TAG Video Systems takes advantage of over 70,000 globally deployed probing points to give users the ability to dive deep into streaming content monitoring. The company anticipates more than 100,000 probing point deployments by the end of 2021.
In the last article in this series, we looked at why integrated monitoring is a necessity in modern broadcast IP workflows. In this article, we dig deeper to understand what is new in IP monitoring and how this integrates with traditional workflows.
The basic goal is for consumers of video services to be highly engaged. It is easy to say but hard to do. Yet it is at the core of being a D2C streamer. D2C requires a deep understanding of the end customer’s satisfaction. But rather than this understanding relating only to the content itself, at which Broadcasters have excelled for many decades, a D2C streaming service requires an understanding of satisfaction with the service – the quality of it, the ease of use, the style of use – which requires the right technology and a focused information-gathering approach. What should be done to achieve this all-important outcome?
Optimization gained from transitioning to the cloud isn’t just about saving money, it also embraces improving reliability, enhancing agility and responsiveness, and providing better visibility into overall operations.
Video, audio and metadata monitoring in the IP domain requires different parameter checking than is typically available from the mainstream monitoring tools found in IT. The contents of the data payload is less predictable and packet distribution more tightly defined leading to the need to use specialist media stream centric monitoring tools.
In the previous article in this two-part series we looked at how cloud systems are empowering storytellers to convey their message and communicate with viewers. In this article we investigate further the advantages for production and creative teams.
Practically all communication, including broadcasting, relies totally on electromagnetic waves that may be radiated far and wide from transmitters or guided along wires, waveguides or optical fibers.
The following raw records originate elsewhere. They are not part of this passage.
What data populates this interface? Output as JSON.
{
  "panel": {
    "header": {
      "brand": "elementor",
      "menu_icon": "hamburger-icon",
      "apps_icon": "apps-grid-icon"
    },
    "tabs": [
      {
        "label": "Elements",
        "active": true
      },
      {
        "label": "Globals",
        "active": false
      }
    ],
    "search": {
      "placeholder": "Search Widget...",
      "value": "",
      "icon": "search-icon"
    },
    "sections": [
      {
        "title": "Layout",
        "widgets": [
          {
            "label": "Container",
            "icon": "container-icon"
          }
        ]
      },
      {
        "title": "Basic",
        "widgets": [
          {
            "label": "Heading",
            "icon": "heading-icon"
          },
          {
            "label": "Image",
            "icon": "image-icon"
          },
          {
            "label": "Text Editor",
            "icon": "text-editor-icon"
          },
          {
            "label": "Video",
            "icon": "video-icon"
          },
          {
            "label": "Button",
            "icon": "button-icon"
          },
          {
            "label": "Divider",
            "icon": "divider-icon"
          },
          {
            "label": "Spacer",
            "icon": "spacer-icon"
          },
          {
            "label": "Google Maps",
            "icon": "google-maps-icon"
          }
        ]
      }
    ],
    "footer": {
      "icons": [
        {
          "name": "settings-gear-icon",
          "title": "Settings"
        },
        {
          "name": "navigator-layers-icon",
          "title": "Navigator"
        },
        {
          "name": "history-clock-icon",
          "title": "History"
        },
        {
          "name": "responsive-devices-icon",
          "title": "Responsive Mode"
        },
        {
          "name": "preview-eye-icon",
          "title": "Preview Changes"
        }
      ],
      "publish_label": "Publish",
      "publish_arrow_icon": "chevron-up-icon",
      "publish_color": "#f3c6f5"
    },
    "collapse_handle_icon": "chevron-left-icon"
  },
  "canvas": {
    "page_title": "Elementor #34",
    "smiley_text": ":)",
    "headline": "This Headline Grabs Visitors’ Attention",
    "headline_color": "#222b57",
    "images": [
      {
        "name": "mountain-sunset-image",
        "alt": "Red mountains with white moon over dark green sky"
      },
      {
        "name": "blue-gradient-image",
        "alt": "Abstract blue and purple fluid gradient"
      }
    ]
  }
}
The focus of much of the latest broadcast TV R&D is the Remote Integration Model (REMI). From millions of Skype meetings over consumer ISPs to the recent Winter Olympics TV broadcasts, REMI is significantly changing the internal dynamics of live, between-the-glass, remote TV production and viewing.